- Area of Study Cell Biology, Molecular Biology & Genetics
Where are you from?
What extra-curricular activities are you involved in? On campus I am an Admissions Ambassador and a CAS Dean’s Host, so I give tours to prospective students and I speak at open houses to accepted students and their families respectively. I’m also involved in a mentor program called LIME (Laugh Inspire Motivate Encourage) where female BU students are partnered with high school girls to provide another support system throughout their high school years. I also volunteer at Brigham and Women’s Hospital in the GYN Oncology Unit and I work with the Osher Clinical Center where we’re beginning a Migraine Headache support group. Finally, I am the Fundraising Chair of Global Medical Brigades (GMB) at BU; GMB travels to Honduras twice a year to provide medical care to those who do not have access to it. Being part of GMB is my favorite activity, because it’s opened my eyes to so many issues in public health not only worldwide, but also in the United States.

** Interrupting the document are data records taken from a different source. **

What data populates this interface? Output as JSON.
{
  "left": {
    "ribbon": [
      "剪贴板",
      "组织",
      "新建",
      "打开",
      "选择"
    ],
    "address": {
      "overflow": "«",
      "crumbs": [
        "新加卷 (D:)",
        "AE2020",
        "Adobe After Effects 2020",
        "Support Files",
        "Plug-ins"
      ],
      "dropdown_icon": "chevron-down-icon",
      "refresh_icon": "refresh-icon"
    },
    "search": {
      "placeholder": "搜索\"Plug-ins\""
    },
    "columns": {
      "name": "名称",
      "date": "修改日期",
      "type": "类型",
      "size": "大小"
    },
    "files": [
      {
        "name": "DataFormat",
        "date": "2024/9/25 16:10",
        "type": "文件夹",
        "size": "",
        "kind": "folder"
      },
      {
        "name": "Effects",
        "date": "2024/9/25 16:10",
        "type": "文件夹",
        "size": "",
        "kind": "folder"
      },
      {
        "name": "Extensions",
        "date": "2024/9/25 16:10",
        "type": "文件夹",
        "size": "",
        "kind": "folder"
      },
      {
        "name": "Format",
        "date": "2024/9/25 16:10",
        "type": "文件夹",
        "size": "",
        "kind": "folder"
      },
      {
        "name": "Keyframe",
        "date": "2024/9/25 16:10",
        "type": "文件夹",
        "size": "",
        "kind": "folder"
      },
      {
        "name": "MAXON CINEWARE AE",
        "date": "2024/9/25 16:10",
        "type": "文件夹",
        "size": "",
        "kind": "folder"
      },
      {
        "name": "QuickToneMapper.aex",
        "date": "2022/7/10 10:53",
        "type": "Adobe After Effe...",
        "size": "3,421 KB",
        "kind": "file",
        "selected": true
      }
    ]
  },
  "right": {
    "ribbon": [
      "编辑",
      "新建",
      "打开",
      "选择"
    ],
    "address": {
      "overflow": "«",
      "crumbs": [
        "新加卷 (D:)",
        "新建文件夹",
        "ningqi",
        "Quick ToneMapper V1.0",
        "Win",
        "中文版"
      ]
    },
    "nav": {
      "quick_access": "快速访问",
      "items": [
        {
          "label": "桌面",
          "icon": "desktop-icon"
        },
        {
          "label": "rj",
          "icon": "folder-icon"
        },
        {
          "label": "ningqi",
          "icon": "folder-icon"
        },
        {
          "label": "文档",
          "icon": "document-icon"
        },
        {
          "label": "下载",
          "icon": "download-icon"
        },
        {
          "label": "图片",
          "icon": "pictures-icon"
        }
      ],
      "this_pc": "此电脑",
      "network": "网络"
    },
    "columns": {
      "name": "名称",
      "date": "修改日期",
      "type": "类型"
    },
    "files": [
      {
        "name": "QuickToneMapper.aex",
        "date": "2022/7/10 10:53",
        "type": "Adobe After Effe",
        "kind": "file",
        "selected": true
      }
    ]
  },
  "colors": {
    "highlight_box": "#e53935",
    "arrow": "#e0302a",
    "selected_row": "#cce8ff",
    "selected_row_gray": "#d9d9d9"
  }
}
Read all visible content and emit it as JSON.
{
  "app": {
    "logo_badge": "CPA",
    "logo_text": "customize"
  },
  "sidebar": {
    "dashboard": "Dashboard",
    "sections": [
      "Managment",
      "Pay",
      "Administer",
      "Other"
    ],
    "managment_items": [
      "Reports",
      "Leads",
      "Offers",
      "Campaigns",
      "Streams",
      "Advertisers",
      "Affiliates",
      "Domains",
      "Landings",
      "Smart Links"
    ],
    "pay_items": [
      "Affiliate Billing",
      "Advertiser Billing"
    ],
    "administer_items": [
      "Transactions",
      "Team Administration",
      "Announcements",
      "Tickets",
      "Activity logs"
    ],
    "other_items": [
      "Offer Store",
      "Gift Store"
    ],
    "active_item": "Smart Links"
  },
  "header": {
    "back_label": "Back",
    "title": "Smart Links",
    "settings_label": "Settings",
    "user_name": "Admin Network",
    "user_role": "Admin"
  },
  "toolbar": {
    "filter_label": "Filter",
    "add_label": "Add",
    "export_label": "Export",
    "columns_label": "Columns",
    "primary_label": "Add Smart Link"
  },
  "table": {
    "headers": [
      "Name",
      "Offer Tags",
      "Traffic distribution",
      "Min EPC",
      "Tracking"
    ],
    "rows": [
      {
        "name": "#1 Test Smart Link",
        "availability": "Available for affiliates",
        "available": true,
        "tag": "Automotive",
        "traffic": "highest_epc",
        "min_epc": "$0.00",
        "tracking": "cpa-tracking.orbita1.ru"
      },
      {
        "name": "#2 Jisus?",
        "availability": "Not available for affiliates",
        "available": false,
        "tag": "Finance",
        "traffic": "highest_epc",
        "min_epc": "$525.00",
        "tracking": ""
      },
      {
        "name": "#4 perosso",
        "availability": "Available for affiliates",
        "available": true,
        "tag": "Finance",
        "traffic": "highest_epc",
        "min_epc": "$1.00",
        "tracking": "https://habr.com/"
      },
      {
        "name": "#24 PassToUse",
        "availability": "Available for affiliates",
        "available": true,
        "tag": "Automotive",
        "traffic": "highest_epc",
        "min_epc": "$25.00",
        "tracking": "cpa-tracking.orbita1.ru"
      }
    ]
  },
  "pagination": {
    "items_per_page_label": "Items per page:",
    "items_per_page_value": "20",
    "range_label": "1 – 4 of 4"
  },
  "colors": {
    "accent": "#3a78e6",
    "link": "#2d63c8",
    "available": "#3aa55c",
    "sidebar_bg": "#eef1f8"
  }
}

What’s your favorite BU Biology memory?
It’s hard to pick just one memory from my biology career at BU, but if I had to pick just one thing, I would say getting involved in research at the Tolan Lab and similarly becoming interested in research while taking the Integrated Science Experience (ISE) I and II courses. Both of these experiences are research oriented, and research is something I never thought I would want to in college. But after taking ISE and watching the research process unfold before my eyes, I developed a new interest to my surprise, and I was lucky enough to be able to get involved on campus with Dr. Tolan!
What’s your favorite Biology course & why?
So far I’ve really enjoyed the integrated science lab course (ISE I and ISE II) that I took my freshman and sophomore years. I loved this class because in the lab we combined the chemistry and the biology lab to see how these two different sciences work hand and hand. For example, in the organic chemistry lab we synthesized various conformation of one molecule and then we tested the binding affinity of these molecules to a substrate in the biology lab. The goal of this class was to begin to look at and synthesizing molecules for potential drugs for Alzheimer’s Disease, which is so prevalent. It felt so amazing to be a part of creating new molecules that no one had really seen before.
How did you get your research position?
I emailed Dr. Tolan, because I was interested in the fatty liver disease research he does. This research is so prevalent, because many Americans and global citizens suffer from it, because there are so many detrimental ingredients in almost all the processed food we eat. So I contacted him last semester and soon I began working with him in the Readings in Biology course, which I really enjoyed as well. Throughout the semester, we would go over scientific articles that relate to his research, and by the end of the semester he asked me if I was still interested in research. I was, and so this semester I have begun to transition into his lab!
What kind of research do you do?
My current research proposal deals with the initiation and onset of fatty liver disease in the liver of genetically modified mice after they ingest fructose. The goal of this research is to see how quickly after these mice ingest the fructose will they begin to show symptoms of fatty liver disease. This type of question has not been readily explored, and thus will require lots of trouble shooting. As of now, we’re planning to complete this research by measuring specific variables that are common symptoms of fatty liver disease in a kinetics experiment to show their change over time.
What are your post-graduation plans?
My ultimate goal is to go to medical school, and I want to be a bilingual doctor to help bridge the language gap between healthcare providers and patients. I also want to help make sure healthcare is accessible to all, not just in the world, but also in America. I think sometimes we forget that some places don’t have access to the incredible medical care we have because we live in such a vibrant hub full of leading hospitals. I think there will be a gap year or two planned; maybe I’ll get a masters, do research or get a fellowship abroad. I do know that one day I want to make a difference by treating patients, and although there are some diseases and illnesses that cannot be cured, I want to help people through these tough times and do everything in my power to help people accept the things the cannot change.